A NEW GAME: Drake and Lil Wayne “are the exception to what’s going on now, and I’m not sure if it’s based on how great they are or if it’s just by default of where the music is at.”
It's a typically dope thing about hip-hop that one of its foremost architects — an old- and true-school icon who nurtured acts like De La Soul, cut the genre's standard bearer for concept albums, and, for better or worse, produced boom-bap's first comic interlude — will be manhandling the DJ booth at Good Life this Saturday at Fresh Produce's fourth anniversary party. I'm pretty sure that Beatles mastermind George Martin didn't spend much time spinning dusty 45s on London's underground rock scene.
The rap game is unique for many reasons — show me another music in which artists endorse neon liqueurs with cute end-rhyme couplets. But hip-hop is also particular in how, at least at this point in time, most of its founding fathers are reach-out-and-touch-able. If you know where to look, you can find Grandmaster Flash kicking around the South Bronx, where he still hangs his scally cap.
Prince Paul is one exalted statesman whom you might wind up queuing with at Best Buy. Coming from Long Island — where he had to "work super extra hard to be accepted" — he never let the politics of business lure him to Brooklyn or Los Angeles. And like most of his elite peers (or at least the ones I've interviewed), he's unexpectedly grounded, and more perplexed than bitter about the pinky-ring circus clowning of the new rap establishment.

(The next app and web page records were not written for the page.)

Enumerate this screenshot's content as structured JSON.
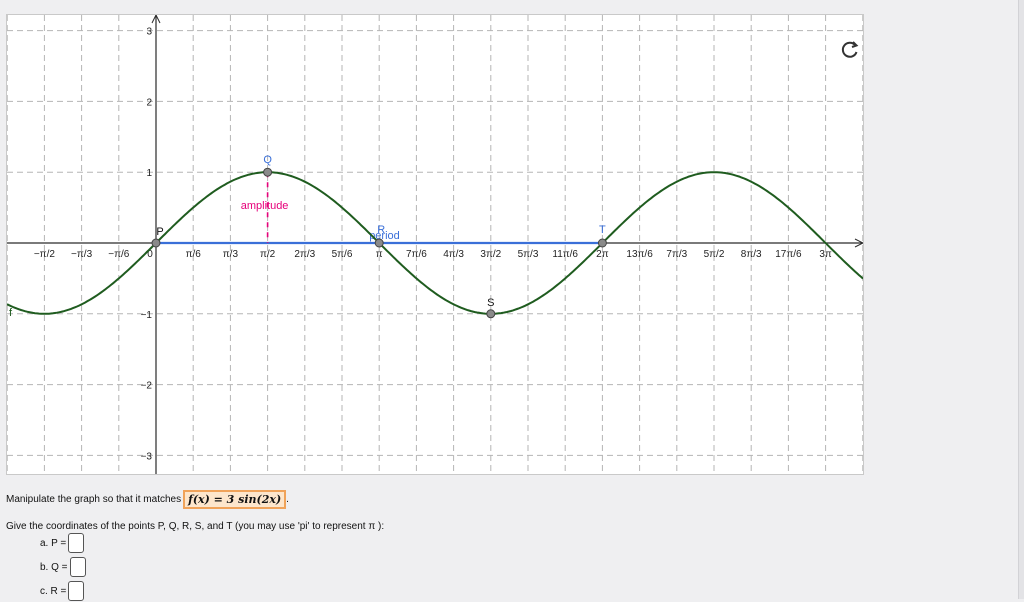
{
  "graph": {
    "x_tick_labels": [
      "−π/2",
      "−π/3",
      "−π/6",
      "0",
      "π/6",
      "π/3",
      "π/2",
      "2π/3",
      "5π/6",
      "π",
      "7π/6",
      "4π/3",
      "3π/2",
      "5π/3",
      "11π/6",
      "2π",
      "13π/6",
      "7π/3",
      "5π/2",
      "8π/3",
      "17π/6",
      "3π"
    ],
    "y_tick_labels": [
      "3",
      "2",
      "1",
      "−1",
      "−2",
      "−3"
    ],
    "function_label": "f",
    "amplitude_label": "amplitude",
    "period_label": "period",
    "points": {
      "P": "P",
      "Q": "Q",
      "R": "R",
      "S": "S",
      "T": "T"
    },
    "colors": {
      "curve": "#1f5c1f",
      "period_segment": "#3a6fd8",
      "amplitude_segment": "#e6007a",
      "point_label_Q": "#3a6fd8",
      "point_label_R": "#3a6fd8",
      "point_label_T": "#3a6fd8",
      "point_label_P": "#111111",
      "point_label_S": "#111111"
    },
    "refresh_icon": "refresh-icon"
  },
  "instructions": {
    "prefix": "Manipulate the graph so that it matches",
    "target_function": "f(x) = 3 sin(2x)",
    "suffix": "."
  },
  "question": {
    "text": "Give the coordinates of the points P, Q, R, S, and T (you may use 'pi' to represent π ):"
  },
  "answers": [
    {
      "label": "a.  P ="
    },
    {
      "label": "b.  Q ="
    },
    {
      "label": "c.  R ="
    }
  ]
}
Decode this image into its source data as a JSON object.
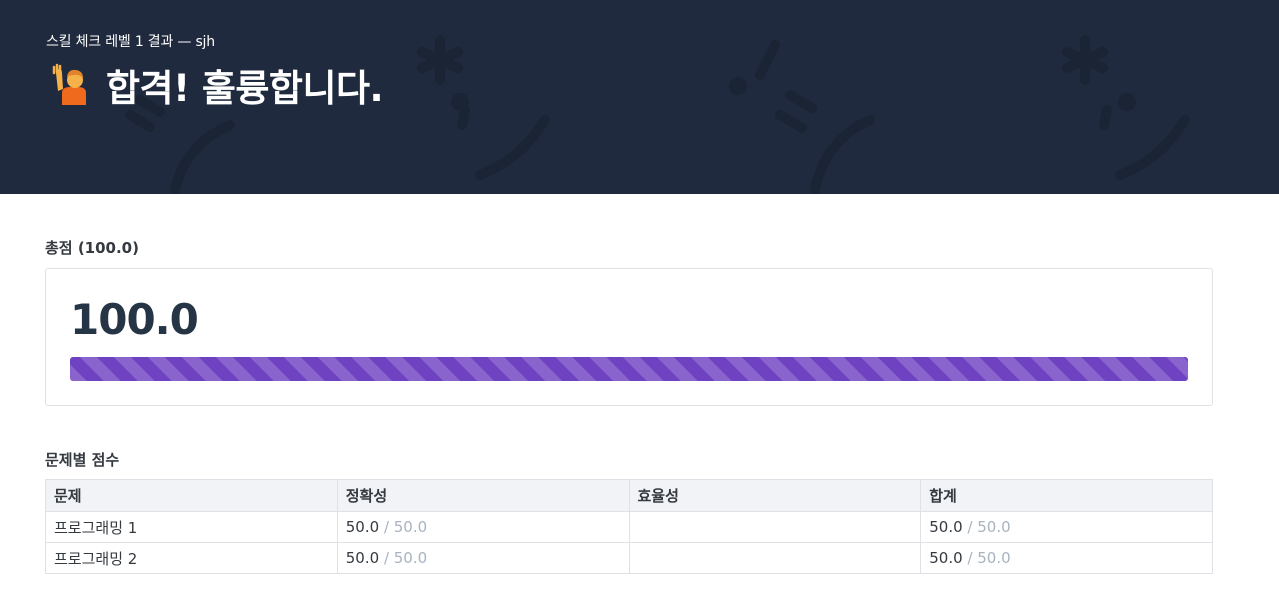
{
  "header": {
    "subtitle": "스킬 체크 레벨 1 결과 — sjh",
    "title": "합격! 훌륭합니다.",
    "emoji_icon": "person-raising-hand-icon"
  },
  "total": {
    "label": "총점 (100.0)",
    "value": "100.0",
    "progress_fraction": 1.0,
    "progress_color": "#6f42c1"
  },
  "problems": {
    "label": "문제별 점수",
    "columns": [
      "문제",
      "정확성",
      "효율성",
      "합계"
    ],
    "rows": [
      {
        "name": "프로그래밍 1",
        "accuracy": "50.0",
        "accuracy_max": "/ 50.0",
        "efficiency": "",
        "total": "50.0",
        "total_max": "/ 50.0"
      },
      {
        "name": "프로그래밍 2",
        "accuracy": "50.0",
        "accuracy_max": "/ 50.0",
        "efficiency": "",
        "total": "50.0",
        "total_max": "/ 50.0"
      }
    ]
  },
  "colors": {
    "header_bg": "#202a3e",
    "table_header_bg": "#f2f3f7",
    "muted_text": "#a8b3c0"
  }
}
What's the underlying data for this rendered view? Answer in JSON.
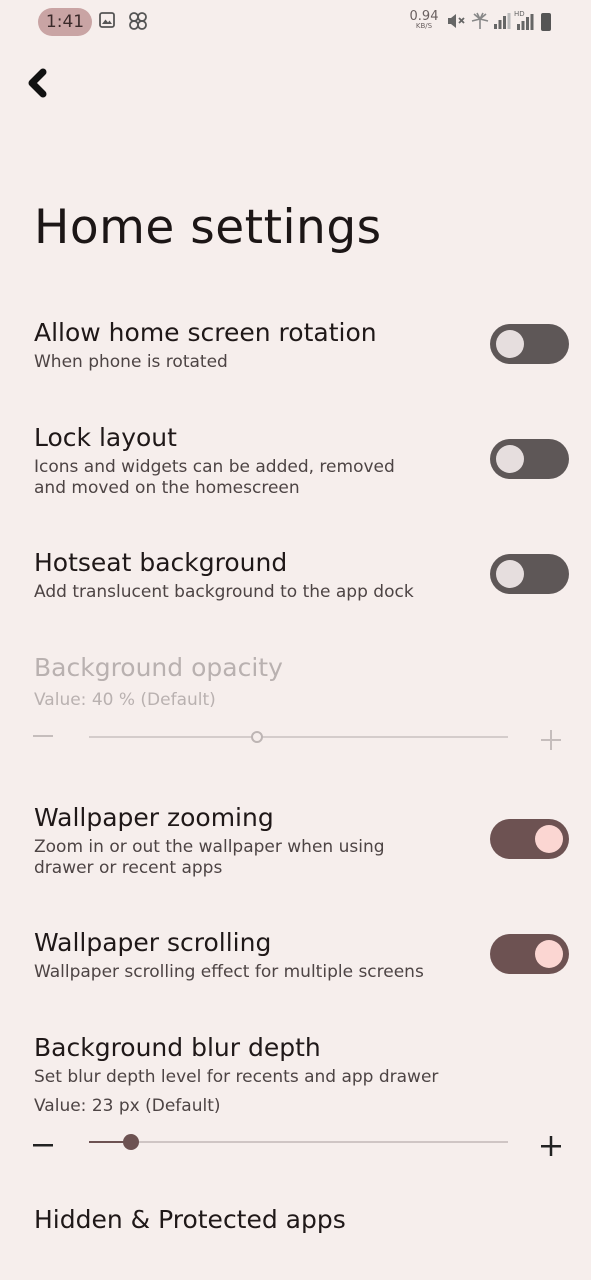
{
  "status_bar": {
    "time": "1:41",
    "net_speed_value": "0.94",
    "net_speed_unit": "KB/S",
    "network_type": "HD",
    "icons": [
      "gallery-icon",
      "pinwheel-icon",
      "mute-icon",
      "hotspot-icon",
      "signal-icon",
      "signal-hd-icon",
      "battery-icon"
    ]
  },
  "header": {
    "back_icon": "chevron-left-icon",
    "title": "Home settings"
  },
  "settings": {
    "rotation": {
      "title": "Allow home screen rotation",
      "subtitle": "When phone is rotated",
      "enabled": false
    },
    "lock_layout": {
      "title": "Lock layout",
      "subtitle_line1": "Icons and widgets can be added, removed",
      "subtitle_line2": "and moved on the homescreen",
      "enabled": false
    },
    "hotseat_bg": {
      "title": "Hotseat background",
      "subtitle": "Add translucent background to the app dock",
      "enabled": false
    },
    "bg_opacity": {
      "title": "Background opacity",
      "value_text": "Value: 40 % (Default)",
      "value": 40,
      "min_icon": "minus-icon",
      "max_icon": "plus-icon",
      "disabled": true
    },
    "wallpaper_zoom": {
      "title": "Wallpaper zooming",
      "subtitle_line1": "Zoom in or out the wallpaper when using",
      "subtitle_line2": "drawer or recent apps",
      "enabled": true
    },
    "wallpaper_scroll": {
      "title": "Wallpaper scrolling",
      "subtitle": "Wallpaper scrolling effect for multiple screens",
      "enabled": true
    },
    "blur_depth": {
      "title": "Background blur depth",
      "subtitle": "Set blur depth level for recents and app drawer",
      "value_text": "Value: 23 px (Default)",
      "value_fraction": 0.1
    },
    "hidden_apps": {
      "title": "Hidden & Protected apps"
    }
  },
  "colors": {
    "background": "#f6eeec",
    "toggle_off": "#5e5757",
    "toggle_on": "#6d5252",
    "knob_on": "#fbd6d2",
    "accent": "#6d5252"
  }
}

"Everybody asks me about Drake and Lil Wayne, and I'm not mad at them," says Paul (who brings them up before I get there). "Guys like that are the exception to what's going on now, and I'm not sure if it's based on how great they are or if it's just by default of where the music is at. My son [18-year-old P. Forreal] grew up on KRS, Rakim, and Kane, but at the same time, he gets things out of new music that I would never hear. The other day, he had me listening to Waka Flocka Flame. He didn't think it was lyrical or anything, but he thinks it's mad funny."
Though not known as a hater, Paul did earn a rep for questioning lazy trends while some of his contemporaries updated their wardrobes, switched gears, and recorded embarrassing club jams with skanks half their age. His 2003 polemic, Politics of the Business, makes a mockery of an industry that Paul saw slipping into oblivion. Now, more than a decade after he orchestrated alt-rap landmarks with Stetsasonic, Gravediggaz, and Handsome Boy Modeling School, and dropped celebrated solo-flying storybooks like A Prince Among Thieves, he's once again looking for his place among feebs. Next up is a guest-heavy concept project with P. Forreal called NEGROESONICE (for which they stream a live weekly mix show). After that, who knows? Maybe we'll get a sniff at this rare one-off gig at Good Life, where Paul promises to bring the same philosophy to crowd moving that he does to making records.